» Exercise prompt:
Retype all of the data exactly as given.

##### Data provided

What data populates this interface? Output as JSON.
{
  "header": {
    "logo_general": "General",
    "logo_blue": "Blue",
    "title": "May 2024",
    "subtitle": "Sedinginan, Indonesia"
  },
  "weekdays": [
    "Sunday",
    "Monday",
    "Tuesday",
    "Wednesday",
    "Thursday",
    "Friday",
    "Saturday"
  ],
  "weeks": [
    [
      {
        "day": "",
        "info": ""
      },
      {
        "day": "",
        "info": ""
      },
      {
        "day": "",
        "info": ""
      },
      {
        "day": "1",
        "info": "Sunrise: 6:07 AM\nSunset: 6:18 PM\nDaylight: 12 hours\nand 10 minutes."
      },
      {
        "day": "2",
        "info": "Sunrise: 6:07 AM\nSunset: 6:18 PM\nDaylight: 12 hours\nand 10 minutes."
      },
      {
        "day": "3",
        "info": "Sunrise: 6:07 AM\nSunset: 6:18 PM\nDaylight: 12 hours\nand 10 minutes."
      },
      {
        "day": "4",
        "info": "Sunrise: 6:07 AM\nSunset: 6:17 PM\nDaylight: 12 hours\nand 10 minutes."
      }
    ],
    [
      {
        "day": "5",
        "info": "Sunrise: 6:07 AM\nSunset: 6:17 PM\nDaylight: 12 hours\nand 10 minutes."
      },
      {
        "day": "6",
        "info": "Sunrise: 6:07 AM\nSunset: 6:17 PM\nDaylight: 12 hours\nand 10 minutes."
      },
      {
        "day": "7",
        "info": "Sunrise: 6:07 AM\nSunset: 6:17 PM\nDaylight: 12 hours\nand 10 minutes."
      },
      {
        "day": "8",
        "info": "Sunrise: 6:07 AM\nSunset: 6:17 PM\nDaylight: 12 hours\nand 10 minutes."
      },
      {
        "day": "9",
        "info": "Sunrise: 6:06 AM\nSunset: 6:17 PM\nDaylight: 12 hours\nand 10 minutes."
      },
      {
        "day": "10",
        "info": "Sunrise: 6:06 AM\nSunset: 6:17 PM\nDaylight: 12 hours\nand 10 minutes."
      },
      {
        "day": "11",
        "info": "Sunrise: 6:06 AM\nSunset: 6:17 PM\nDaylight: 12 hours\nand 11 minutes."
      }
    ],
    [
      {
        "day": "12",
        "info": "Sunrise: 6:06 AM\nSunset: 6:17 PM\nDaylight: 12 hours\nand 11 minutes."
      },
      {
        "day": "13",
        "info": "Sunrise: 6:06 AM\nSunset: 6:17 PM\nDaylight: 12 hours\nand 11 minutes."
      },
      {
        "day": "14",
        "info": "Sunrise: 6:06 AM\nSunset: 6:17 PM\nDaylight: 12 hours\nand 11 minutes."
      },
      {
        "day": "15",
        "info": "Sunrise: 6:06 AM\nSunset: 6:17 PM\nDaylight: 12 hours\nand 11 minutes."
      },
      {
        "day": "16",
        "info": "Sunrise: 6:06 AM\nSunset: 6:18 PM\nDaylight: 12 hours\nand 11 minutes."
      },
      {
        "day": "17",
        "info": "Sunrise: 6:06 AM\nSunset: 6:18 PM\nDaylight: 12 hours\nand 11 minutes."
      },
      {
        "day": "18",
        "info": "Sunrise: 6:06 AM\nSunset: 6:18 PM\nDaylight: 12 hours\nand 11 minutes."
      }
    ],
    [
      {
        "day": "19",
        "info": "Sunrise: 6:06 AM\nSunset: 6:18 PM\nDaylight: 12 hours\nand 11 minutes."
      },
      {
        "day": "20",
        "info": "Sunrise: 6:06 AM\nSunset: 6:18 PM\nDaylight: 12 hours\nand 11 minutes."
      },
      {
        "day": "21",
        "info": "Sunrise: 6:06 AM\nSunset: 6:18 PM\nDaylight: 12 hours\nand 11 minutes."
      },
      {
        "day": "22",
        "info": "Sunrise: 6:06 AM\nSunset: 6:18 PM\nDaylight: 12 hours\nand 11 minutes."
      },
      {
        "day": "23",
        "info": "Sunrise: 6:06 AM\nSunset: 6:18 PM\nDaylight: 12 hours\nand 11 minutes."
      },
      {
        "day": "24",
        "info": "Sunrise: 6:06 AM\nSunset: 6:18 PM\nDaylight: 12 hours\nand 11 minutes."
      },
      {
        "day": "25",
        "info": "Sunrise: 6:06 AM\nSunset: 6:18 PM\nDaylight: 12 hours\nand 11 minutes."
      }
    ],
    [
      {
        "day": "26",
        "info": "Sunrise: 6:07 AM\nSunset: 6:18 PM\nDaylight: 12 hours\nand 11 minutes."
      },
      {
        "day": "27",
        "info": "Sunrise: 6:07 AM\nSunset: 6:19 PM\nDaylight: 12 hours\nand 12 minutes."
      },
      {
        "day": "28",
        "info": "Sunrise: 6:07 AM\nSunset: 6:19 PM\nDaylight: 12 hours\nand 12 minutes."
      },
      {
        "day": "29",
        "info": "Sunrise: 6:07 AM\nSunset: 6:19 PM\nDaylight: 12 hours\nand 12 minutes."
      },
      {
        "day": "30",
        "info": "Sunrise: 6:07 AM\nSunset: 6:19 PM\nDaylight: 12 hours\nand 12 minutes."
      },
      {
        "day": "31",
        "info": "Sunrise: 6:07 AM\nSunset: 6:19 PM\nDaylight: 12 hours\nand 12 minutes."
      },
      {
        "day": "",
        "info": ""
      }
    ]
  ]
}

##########

» Written reply:
What data populates this interface? Output as JSON.
{
  "header": {
    "logo_general": "General",
    "logo_blue": "Blue",
    "title": "May 2024",
    "subtitle": "Sedinginan, Indonesia"
  },
  "weekdays": [
    "Sunday",
    "Monday",
    "Tuesday",
    "Wednesday",
    "Thursday",
    "Friday",
    "Saturday"
  ],
  "weeks": [
    [
      {
        "day": "",
        "info": ""
      },
      {
        "day": "",
        "info": ""
      },
      {
        "day": "",
        "info": ""
      },
      {
        "day": "1",
        "info": "Sunrise: 6:07 AM\nSunset: 6:18 PM\nDaylight: 12 hours\nand 10 minutes."
      },
      {
        "day": "2",
        "info": "Sunrise: 6:07 AM\nSunset: 6:18 PM\nDaylight: 12 hours\nand 10 minutes."
      },
      {
        "day": "3",
        "info": "Sunrise: 6:07 AM\nSunset: 6:18 PM\nDaylight: 12 hours\nand 10 minutes."
      },
      {
        "day": "4",
        "info": "Sunrise: 6:07 AM\nSunset: 6:17 PM\nDaylight: 12 hours\nand 10 minutes."
      }
    ],
    [
      {
        "day": "5",
        "info": "Sunrise: 6:07 AM\nSunset: 6:17 PM\nDaylight: 12 hours\nand 10 minutes."
      },
      {
        "day": "6",
        "info": "Sunrise: 6:07 AM\nSunset: 6:17 PM\nDaylight: 12 hours\nand 10 minutes."
      },
      {
        "day": "7",
        "info": "Sunrise: 6:07 AM\nSunset: 6:17 PM\nDaylight: 12 hours\nand 10 minutes."
      },
      {
        "day": "8",
        "info": "Sunrise: 6:07 AM\nSunset: 6:17 PM\nDaylight: 12 hours\nand 10 minutes."
      },
      {
        "day": "9",
        "info": "Sunrise: 6:06 AM\nSunset: 6:17 PM\nDaylight: 12 hours\nand 10 minutes."
      },
      {
        "day": "10",
        "info": "Sunrise: 6:06 AM\nSunset: 6:17 PM\nDaylight: 12 hours\nand 10 minutes."
      },
      {
        "day": "11",
        "info": "Sunrise: 6:06 AM\nSunset: 6:17 PM\nDaylight: 12 hours\nand 11 minutes."
      }
    ],
    [
      {
        "day": "12",
        "info": "Sunrise: 6:06 AM\nSunset: 6:17 PM\nDaylight: 12 hours\nand 11 minutes."
      },
      {
        "day": "13",
        "info": "Sunrise: 6:06 AM\nSunset: 6:17 PM\nDaylight: 12 hours\nand 11 minutes."
      },
      {
        "day": "14",
        "info": "Sunrise: 6:06 AM\nSunset: 6:17 PM\nDaylight: 12 hours\nand 11 minutes."
      },
      {
        "day": "15",
        "info": "Sunrise: 6:06 AM\nSunset: 6:17 PM\nDaylight: 12 hours\nand 11 minutes."
      },
      {
        "day": "16",
        "info": "Sunrise: 6:06 AM\nSunset: 6:18 PM\nDaylight: 12 hours\nand 11 minutes."
      },
      {
        "day": "17",
        "info": "Sunrise: 6:06 AM\nSunset: 6:18 PM\nDaylight: 12 hours\nand 11 minutes."
      },
      {
        "day": "18",
        "info": "Sunrise: 6:06 AM\nSunset: 6:18 PM\nDaylight: 12 hours\nand 11 minutes."
      }
    ],
    [
      {
        "day": "19",
        "info": "Sunrise: 6:06 AM\nSunset: 6:18 PM\nDaylight: 12 hours\nand 11 minutes."
      },
      {
        "day": "20",
        "info": "Sunrise: 6:06 AM\nSunset: 6:18 PM\nDaylight: 12 hours\nand 11 minutes."
      },
      {
        "day": "21",
        "info": "Sunrise: 6:06 AM\nSunset: 6:18 PM\nDaylight: 12 hours\nand 11 minutes."
      },
      {
        "day": "22",
        "info": "Sunrise: 6:06 AM\nSunset: 6:18 PM\nDaylight: 12 hours\nand 11 minutes."
      },
      {
        "day": "23",
        "info": "Sunrise: 6:06 AM\nSunset: 6:18 PM\nDaylight: 12 hours\nand 11 minutes."
      },
      {
        "day": "24",
        "info": "Sunrise: 6:06 AM\nSunset: 6:18 PM\nDaylight: 12 hours\nand 11 minutes."
      },
      {
        "day": "25",
        "info": "Sunrise: 6:06 AM\nSunset: 6:18 PM\nDaylight: 12 hours\nand 11 minutes."
      }
    ],
    [
      {
        "day": "26",
        "info": "Sunrise: 6:07 AM\nSunset: 6:18 PM\nDaylight: 12 hours\nand 11 minutes."
      },
      {
        "day": "27",
        "info": "Sunrise: 6:07 AM\nSunset: 6:19 PM\nDaylight: 12 hours\nand 12 minutes."
      },
      {
        "day": "28",
        "info": "Sunrise: 6:07 AM\nSunset: 6:19 PM\nDaylight: 12 hours\nand 12 minutes."
      },
      {
        "day": "29",
        "info": "Sunrise: 6:07 AM\nSunset: 6:19 PM\nDaylight: 12 hours\nand 12 minutes."
      },
      {
        "day": "30",
        "info": "Sunrise: 6:07 AM\nSunset: 6:19 PM\nDaylight: 12 hours\nand 12 minutes."
      },
      {
        "day": "31",
        "info": "Sunrise: 6:07 AM\nSunset: 6:19 PM\nDaylight: 12 hours\nand 12 minutes."
      },
      {
        "day": "",
        "info": ""
      }
    ]
  ]
}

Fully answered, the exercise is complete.